  • Collaborative: As a cross-functional role, EX managers should be able to collaborate with people from different departments and levels while modeling this behavior to employees.
  • Agile & Innovative: In an ever-changing workplace, EX managers must be flexible and ready to pivot at any point. They should also be creative in producing new ideas to optimize the employee experience.

Employee Experience Best Practices

It’s clear that the ways in which EX managers impact employee engagement and workplace satisfaction are endless, and there are a variety of qualities that embody the appropriate fit for the role. In order to simplify the implementation of an EX manager and improve employee experience as a whole, consider the following key takeaways.

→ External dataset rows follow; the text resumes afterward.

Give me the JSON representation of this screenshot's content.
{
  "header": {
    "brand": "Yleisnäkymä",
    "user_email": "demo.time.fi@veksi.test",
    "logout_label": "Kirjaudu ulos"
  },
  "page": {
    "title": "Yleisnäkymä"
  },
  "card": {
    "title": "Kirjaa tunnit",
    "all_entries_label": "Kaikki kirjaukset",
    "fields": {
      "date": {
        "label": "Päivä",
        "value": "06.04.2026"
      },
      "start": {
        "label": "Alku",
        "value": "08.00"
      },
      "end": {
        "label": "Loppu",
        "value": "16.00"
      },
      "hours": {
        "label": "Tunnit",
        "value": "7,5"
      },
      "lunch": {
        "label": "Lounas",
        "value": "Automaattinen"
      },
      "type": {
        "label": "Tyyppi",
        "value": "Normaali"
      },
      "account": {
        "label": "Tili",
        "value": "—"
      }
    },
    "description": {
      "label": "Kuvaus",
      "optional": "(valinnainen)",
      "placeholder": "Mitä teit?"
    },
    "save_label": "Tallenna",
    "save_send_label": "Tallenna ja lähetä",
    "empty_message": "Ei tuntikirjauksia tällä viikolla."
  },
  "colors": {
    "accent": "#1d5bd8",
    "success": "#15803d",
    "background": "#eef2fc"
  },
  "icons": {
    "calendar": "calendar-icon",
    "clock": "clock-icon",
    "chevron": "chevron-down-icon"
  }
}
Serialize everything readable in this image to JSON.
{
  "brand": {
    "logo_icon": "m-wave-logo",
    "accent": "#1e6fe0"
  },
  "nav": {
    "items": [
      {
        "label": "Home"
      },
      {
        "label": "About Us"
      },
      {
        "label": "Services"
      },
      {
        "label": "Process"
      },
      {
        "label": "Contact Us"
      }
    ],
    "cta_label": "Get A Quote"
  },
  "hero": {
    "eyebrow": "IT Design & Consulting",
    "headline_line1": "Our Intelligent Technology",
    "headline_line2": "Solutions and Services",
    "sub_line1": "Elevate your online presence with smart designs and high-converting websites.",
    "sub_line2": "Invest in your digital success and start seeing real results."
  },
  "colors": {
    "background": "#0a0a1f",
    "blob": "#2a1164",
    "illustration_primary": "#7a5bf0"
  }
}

  1. Be Curious: Discover the moments that matter to employees by collecting regular feedback at each stage of the employee lifecycle. Remember that no request is too small and approach feedback with curiosity.
  2. Welcome Change & Be Prepared For Investment: Maintain an open mind towards shifts in the workplace, from company culture and work arrangements to technology and the physical office. Investing in new ways to improve employee experience can mean implementing a flexible work model, revamping old technological processes, or replacing furniture and adding new decor.
  3. Measure: Replace annual or biannual surveys with regular pulse surveys to gather real-time insight into what employees are enjoying and what hurdles they are facing. Keep the focus on employee experience rather than business outcomes and measure the impact of improvements.
  4. Do It Again: The process of optimizing employee experience is an ongoing one. As the business landscape progresses and employees’ preferences evolve, embrace constant change and be eager to stay ahead. Growth does not have a finish line!

Other Articles In Employee Engagement